Cooperation among people of faith reflects an American distinctive, says Professor Lawrence Schiffman, when asked about evangelicals’ interest in Jewish culture.
“These people share so much with the Jewish religion,” states the Jewish scholar. “American culture, which produced evangelical Christianity, is what makes it possible for them to turn around and say, Wait a minute, these are our friends. This is our origin. So let’s be friendly and work together. It’s just a genuine thing.”
Jackie Green, a mother of six, eagerly engages when asked about significant artifacts, such as the Codex Climaci Rescriptus, a well-preserved artifact written on vellum made from animal skin.
“It’s call Rescriptus for that reason: it was rewritten on and reused because it was expensive to get enough cows to make the vellum and create these manuscripts,” she continues. “It has three layers of text in three languages.

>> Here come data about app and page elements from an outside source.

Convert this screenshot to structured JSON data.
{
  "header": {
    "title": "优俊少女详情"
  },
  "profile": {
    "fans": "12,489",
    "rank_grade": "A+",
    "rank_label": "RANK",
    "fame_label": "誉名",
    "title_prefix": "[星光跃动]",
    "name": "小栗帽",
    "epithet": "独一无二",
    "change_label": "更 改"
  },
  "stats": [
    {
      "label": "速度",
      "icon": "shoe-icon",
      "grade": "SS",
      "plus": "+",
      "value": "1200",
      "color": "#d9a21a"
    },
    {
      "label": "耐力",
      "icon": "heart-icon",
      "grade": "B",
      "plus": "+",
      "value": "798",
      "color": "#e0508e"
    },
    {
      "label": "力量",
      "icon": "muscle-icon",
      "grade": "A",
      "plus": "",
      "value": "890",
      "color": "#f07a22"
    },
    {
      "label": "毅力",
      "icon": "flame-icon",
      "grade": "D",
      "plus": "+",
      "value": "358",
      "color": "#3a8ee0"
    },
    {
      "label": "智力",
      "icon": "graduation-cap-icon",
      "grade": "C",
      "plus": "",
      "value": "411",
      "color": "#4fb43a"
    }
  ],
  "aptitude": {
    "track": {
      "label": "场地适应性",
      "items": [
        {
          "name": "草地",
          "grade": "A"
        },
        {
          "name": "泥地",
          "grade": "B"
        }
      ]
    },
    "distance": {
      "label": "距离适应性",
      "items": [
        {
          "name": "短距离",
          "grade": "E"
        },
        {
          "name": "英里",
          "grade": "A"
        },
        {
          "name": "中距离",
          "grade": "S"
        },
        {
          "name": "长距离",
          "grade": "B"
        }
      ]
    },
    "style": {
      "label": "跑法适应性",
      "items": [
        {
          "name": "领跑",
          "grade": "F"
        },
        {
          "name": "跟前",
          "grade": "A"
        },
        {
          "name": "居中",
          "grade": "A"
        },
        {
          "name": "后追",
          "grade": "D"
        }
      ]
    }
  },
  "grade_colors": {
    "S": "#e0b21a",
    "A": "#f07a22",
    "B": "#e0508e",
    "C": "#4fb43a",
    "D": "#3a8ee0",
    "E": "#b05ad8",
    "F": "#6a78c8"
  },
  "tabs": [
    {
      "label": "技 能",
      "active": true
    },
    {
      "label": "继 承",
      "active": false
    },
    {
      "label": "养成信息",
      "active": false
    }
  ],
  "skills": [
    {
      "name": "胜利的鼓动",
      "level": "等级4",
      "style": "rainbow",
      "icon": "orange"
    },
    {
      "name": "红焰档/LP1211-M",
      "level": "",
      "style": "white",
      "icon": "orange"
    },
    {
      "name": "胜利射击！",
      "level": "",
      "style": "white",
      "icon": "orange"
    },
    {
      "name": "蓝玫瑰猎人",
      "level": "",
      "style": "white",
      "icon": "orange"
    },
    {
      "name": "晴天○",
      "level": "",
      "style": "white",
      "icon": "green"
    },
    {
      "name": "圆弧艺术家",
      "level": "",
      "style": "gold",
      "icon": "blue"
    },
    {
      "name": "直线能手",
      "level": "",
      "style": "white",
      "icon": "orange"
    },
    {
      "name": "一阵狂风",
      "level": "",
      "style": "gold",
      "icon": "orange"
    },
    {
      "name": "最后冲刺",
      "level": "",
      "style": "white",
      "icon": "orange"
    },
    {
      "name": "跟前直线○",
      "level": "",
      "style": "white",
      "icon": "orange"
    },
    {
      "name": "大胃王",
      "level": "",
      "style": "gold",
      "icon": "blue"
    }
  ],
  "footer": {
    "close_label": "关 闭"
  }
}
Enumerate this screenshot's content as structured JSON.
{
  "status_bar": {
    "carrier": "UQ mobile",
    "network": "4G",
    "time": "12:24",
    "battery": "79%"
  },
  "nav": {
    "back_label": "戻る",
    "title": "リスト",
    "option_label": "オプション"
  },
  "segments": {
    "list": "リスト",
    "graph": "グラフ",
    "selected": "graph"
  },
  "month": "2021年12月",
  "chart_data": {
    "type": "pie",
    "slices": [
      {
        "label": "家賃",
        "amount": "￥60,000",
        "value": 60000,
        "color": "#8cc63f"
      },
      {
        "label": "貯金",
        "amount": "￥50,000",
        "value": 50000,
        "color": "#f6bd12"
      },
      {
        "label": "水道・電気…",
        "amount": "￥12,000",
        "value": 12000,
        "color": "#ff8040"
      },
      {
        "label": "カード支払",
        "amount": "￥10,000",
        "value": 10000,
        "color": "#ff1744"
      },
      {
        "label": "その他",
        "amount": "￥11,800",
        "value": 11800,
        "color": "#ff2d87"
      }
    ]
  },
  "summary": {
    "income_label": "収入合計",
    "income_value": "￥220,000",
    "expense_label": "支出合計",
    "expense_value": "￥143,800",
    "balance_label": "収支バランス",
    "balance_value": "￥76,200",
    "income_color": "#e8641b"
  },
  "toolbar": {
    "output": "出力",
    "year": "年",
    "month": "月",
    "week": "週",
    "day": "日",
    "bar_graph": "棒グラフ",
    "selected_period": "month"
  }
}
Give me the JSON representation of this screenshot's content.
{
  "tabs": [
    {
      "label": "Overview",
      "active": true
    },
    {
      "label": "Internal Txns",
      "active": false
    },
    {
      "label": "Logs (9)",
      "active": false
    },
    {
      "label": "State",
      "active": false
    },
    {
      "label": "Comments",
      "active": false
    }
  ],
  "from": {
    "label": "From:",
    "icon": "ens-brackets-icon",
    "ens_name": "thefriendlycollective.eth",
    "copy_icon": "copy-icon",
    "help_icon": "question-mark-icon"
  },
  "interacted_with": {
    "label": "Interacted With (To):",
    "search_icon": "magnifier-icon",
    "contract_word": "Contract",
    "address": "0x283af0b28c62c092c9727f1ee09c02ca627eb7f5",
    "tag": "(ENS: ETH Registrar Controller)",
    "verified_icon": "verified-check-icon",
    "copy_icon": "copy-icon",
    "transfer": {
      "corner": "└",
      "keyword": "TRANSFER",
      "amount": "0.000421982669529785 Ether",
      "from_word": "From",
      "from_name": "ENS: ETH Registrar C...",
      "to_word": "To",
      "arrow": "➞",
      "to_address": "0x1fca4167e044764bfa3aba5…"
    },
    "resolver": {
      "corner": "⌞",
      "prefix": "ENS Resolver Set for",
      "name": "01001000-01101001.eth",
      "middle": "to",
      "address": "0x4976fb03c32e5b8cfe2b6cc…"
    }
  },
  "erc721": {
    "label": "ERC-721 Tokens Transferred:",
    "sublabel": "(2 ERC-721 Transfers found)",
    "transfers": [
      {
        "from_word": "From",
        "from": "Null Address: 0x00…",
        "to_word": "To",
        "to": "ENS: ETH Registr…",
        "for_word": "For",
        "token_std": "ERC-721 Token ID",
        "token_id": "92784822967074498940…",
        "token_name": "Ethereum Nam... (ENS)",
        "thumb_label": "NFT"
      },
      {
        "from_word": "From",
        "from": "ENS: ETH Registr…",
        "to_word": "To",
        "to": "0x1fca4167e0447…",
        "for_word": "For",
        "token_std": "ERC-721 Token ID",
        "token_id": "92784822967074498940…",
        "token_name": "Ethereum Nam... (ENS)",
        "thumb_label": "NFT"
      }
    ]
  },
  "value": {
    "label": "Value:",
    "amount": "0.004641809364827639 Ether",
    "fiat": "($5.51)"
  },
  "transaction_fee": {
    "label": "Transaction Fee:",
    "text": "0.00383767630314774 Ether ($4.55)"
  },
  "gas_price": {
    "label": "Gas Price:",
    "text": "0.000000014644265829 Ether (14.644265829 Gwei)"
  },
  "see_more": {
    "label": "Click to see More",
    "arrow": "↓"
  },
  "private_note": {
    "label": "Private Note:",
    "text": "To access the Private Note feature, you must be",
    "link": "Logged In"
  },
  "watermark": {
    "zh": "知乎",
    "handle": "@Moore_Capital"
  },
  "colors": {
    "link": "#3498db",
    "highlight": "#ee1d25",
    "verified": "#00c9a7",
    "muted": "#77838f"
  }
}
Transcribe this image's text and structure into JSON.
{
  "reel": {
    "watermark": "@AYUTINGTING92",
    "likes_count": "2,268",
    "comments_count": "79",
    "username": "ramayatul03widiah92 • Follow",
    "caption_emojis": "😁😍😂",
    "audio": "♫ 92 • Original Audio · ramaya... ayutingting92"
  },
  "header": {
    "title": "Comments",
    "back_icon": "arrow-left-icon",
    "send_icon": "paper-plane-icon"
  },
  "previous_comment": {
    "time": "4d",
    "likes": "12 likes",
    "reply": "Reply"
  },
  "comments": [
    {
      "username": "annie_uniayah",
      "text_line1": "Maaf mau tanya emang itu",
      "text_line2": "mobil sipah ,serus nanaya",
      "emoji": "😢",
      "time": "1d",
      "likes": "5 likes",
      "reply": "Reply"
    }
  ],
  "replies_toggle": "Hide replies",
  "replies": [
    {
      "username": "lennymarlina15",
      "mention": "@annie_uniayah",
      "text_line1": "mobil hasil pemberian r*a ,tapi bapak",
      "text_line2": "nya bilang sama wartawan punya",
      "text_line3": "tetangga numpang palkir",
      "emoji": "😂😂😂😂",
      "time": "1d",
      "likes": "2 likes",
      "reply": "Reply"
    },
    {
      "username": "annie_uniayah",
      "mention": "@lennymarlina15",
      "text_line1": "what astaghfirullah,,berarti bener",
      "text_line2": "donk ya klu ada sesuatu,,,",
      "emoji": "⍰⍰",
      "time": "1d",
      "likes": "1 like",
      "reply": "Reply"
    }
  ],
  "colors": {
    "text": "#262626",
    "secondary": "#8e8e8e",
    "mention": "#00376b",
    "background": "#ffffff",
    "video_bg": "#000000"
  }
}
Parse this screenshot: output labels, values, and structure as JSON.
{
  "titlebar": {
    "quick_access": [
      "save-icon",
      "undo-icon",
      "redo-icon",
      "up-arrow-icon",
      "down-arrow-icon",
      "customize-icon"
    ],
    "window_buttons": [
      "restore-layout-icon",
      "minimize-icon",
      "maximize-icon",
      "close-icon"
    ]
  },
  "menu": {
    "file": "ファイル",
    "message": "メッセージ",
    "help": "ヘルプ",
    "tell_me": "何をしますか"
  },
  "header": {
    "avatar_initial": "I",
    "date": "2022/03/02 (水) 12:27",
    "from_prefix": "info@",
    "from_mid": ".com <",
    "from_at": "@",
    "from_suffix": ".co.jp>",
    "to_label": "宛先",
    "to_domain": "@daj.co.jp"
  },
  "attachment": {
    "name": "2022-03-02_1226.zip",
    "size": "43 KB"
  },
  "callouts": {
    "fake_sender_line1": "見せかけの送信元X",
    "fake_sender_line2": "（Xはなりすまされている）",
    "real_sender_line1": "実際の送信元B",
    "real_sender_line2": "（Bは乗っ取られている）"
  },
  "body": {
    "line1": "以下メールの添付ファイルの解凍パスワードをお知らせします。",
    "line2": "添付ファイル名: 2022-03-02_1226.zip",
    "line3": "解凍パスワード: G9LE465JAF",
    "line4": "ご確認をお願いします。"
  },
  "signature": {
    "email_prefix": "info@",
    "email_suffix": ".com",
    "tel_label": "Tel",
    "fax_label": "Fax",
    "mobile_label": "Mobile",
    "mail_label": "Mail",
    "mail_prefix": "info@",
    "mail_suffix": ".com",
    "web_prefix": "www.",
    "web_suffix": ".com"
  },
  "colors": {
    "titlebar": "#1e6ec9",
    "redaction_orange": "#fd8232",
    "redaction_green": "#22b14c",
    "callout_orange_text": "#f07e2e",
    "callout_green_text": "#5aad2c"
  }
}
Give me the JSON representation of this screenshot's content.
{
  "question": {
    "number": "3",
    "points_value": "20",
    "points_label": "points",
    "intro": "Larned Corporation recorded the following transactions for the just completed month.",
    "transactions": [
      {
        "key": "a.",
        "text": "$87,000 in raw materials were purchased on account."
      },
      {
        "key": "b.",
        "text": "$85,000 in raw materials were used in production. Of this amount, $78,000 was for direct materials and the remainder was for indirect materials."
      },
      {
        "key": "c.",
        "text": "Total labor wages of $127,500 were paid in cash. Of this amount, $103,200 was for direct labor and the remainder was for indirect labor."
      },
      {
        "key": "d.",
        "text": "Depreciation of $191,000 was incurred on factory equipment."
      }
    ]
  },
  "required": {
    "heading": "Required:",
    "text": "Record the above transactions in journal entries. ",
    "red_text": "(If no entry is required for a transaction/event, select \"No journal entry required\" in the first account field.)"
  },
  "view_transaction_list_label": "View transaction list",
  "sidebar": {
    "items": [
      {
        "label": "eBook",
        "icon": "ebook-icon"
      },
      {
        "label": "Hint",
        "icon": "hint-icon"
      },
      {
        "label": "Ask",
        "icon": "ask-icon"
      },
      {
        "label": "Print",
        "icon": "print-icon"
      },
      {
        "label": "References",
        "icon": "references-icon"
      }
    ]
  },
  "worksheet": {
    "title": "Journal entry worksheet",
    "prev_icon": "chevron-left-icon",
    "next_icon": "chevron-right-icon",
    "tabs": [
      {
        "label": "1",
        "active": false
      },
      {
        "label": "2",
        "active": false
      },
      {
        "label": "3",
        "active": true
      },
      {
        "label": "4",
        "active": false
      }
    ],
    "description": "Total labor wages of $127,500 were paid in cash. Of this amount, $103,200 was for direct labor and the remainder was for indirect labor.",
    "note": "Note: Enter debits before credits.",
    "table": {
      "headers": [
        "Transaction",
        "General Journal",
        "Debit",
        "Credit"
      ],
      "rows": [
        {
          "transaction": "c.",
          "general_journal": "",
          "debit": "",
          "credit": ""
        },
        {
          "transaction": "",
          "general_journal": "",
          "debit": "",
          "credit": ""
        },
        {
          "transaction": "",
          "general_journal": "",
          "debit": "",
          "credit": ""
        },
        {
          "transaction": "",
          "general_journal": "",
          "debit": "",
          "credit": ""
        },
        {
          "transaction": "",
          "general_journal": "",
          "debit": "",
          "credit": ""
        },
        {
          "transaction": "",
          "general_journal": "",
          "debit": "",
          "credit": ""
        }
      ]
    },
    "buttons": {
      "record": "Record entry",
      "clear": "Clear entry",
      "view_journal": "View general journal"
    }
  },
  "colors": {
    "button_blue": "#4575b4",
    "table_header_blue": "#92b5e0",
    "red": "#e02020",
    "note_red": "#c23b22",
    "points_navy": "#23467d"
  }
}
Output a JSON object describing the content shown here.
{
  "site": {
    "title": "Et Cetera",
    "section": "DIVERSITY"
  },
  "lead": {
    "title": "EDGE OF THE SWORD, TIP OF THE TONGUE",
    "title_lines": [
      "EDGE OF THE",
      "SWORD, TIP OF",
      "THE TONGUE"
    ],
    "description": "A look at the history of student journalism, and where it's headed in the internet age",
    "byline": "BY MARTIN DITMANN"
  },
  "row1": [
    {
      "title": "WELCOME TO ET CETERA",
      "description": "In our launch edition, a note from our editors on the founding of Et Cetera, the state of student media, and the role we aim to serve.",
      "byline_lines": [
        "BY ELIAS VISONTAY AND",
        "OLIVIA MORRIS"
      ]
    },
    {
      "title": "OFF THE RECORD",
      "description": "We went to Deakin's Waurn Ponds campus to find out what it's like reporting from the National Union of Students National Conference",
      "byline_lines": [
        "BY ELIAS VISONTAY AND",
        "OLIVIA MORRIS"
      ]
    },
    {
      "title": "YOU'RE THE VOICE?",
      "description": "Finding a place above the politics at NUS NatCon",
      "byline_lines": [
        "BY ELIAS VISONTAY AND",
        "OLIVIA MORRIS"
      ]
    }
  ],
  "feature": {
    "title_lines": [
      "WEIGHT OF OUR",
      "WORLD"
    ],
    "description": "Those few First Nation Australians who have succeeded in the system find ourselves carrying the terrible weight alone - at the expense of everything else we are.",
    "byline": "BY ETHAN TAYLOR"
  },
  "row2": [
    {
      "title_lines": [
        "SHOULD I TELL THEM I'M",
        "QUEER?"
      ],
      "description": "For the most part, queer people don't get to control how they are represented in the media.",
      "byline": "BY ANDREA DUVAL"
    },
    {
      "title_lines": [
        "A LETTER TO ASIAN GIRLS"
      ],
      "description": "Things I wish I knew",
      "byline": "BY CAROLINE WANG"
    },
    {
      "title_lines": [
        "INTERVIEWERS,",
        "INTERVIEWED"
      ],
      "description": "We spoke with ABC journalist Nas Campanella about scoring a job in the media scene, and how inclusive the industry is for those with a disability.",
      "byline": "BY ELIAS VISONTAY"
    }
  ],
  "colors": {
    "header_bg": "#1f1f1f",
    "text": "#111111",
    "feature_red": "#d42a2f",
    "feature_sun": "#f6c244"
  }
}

With technology today of multispectral imaging, we can see what’s underneath. The underlying text is in Aramaic, the language that Jesus would have spoken.”
At the museum dedication this past Friday, District of Columbia Mayor Muriel Bowser addressed about 500 people assembled at the museum’s World Stage Theater following remarks from Senate Chaplain Barry Black.
“It is appropriate that in the nation’s capital, where we have soaring museums and monuments and where people visit us from around the world, that the Museum of the Bible would be built here,” she said. “The Word of God and every one who can express it and bring those words alive, like the chaplain did so well, is God’s gift to all of us.”
Whatever one’s religious identity, the effect of the Bible on the world can hardly be denied. For museum leaders and scholars, their hope is that a book so often banned and burned may yet prove to be a uniting force in today’s fractured culture.